Dr. Cornelius Willebrod Wouters (18 August 1896, Waspik -20 January 1978, Brunssum). During his youth and early adulthood he moved around the Netherlands. He met his wife in Waalwijk and after several other jobs became a translator for the Dutch National Mines (Staatsmijnen) in Heerlen. He migrated to Australia in 1948. Here he took up his previous profession and became a translator at the Commonwealth Scientific and Industrial Research Organisation (CSIRO) in Sydney, where he worked till his retirement in 1961. He spoke a significant number of languages, sources are mentioning anything between 7 and 20 languages. After his retirement he established his own translation business. He was also a competent philologist and is the author of poems.
The Limburgs Dagblad had two articles (see below) on Dr Wouters that includes information on his work as a translator. The pdfs can be downloaded for better viewing.
More articles on Dr. Wouters activities.
In 1948, Dr. Wouters emigrated to Australia. In his free time, he dedicated his life to promoting Dutch culture and heritage in Australia. He did not shy away from controversial issues. He refused to swear allegiance to the Queen during his naturalisation ceremony, instead he was allowed to swear on the Bible, something that since that time has been accepted by the Australian Government. He advocated for equality for migrants within various Australian laws and he successful advocated for emigrants not to be called up for conscription. Rather that trying to hide your native language he strongly advocated for emigrants to keep up their language as the most critical part of their culture. He tireless promoted the teaching of the Dutch language at schools and universities.
The many ‘Letters to the Editor’ provide a good indication of his active advocacy activities.
See: Articles, Poems and Letters to the Editor from Dr. C Wouters. His activities also reached the press in the Netherlands.
He was also passionate about promoting Dutch culture and heritage through his (board) membership of various Dutch organisations as well as national immigration organisations.
In 1951, he founded The Dutch Folk Dancing Group in Blacktown, Sydney, Australia.Through his efforts, The Dutch Folk Dancing Group became a well-respected and popular cultural group in Australia, and Dr. Wouters’ legacy as a dedicated promoter of Dutch culture through traditional folk dances continues to be remembered and celebrated by the members of the group and the wider Australian community.
Dr Wouters was among his many other functions one of the co-founders of the Catholic Dutch Migrant Organisation (CDMO) in Australia (Katholieke Nederlandse Migranten Organisatie – KNMO) in 1950, which aimed to support Dutch migrants and promote their cultural identity in their new home country. He also served as an editor for the KNMO’s publication, Het Kompas, which provided information and guidance to Dutch migrants settling in Australia. Dr. Wouters was actively involved in the KNMO and served as its president from 1956 to 1957. His contributions to the organisation helped to build a strong Dutch community in Australia and preserve the cultural heritage of Dutch migrants.
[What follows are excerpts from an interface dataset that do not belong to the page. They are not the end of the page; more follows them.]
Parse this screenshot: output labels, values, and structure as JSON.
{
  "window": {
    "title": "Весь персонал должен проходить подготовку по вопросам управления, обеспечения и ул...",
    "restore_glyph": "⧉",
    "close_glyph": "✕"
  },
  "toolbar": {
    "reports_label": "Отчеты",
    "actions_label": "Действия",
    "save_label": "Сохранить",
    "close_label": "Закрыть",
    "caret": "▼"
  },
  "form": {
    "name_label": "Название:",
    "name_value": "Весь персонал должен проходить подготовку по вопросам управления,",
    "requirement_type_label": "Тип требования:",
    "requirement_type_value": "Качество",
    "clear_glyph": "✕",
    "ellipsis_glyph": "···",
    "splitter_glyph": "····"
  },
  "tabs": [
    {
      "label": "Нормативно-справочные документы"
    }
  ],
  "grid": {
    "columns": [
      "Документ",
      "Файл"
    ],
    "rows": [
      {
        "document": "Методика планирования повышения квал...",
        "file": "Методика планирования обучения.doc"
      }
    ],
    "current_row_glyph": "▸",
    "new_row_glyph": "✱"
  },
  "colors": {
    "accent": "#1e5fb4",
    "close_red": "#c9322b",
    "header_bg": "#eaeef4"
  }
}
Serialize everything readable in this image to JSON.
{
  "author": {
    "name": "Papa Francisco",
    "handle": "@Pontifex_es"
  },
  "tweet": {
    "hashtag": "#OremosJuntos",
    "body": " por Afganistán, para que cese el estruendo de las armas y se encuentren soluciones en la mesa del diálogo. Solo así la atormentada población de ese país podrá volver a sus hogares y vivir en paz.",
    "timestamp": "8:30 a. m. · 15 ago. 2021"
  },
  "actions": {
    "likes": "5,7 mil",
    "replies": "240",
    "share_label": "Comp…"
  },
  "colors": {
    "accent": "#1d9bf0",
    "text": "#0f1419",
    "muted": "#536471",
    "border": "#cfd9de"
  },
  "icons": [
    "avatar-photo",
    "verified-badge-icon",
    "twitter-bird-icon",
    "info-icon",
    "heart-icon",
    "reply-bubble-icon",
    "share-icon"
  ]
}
He was a strong advocate for equal rights for naturalised Australians (immigrants) in collaboration with Jan Rempt the then-Deputy Editor-in-Chief of the Dutch-Australian weekly newspaper De Nieuwe Wereld. This advocacy was settled in favour of immigrants when the Australian Citizenship Act was amended and the previously existing discrimination was abolished.
Furthermore, he was also involved with the New Australian Cultural Association (NACA) in Sydney, which was founded in 1954. He served as the vice-president of the organisation for several years, working to promote cultural exchange and understanding between Australian-born and migrant communities. The NACA organised a wide range of events, including music concerts, exhibitions, and lectures, and Dr. Wouters played an important role in shaping the organisation’s cultural program. His involvement with the NACA was part of his broader efforts to promote multiculturalism and cross-cultural understanding in Australia.
He was also a representative of the Good Neighbourhood Council of NSW. This organisation was established in 1943 and aimed to promote social harmony and cooperation between different ethnic and cultural groups in New South Wales. The organisation played an important role in promoting cultural exchange and understanding.
Many awards bestowed on Dr Wouters
Dr. Cornelius Wouters was awarded the Knighthood in the Order of Oranje-Nassau. He also received the Silver Anjer from the Prins Bernhard Fonds in 1976 for his contribution to the preservation and promotion of Dutch culture in Australia.
He was made a Commander of the Order of the Star of Italy. The Order of the Star of Italian Solidarity.
For an extensive overview of his awards click here.
Throughout his life, Dr. Wouters remained committed to his passions for migrant issues and Dutch culture.
He went back to the Netherlands in 1974 and passed away in Brunssum in 1978 .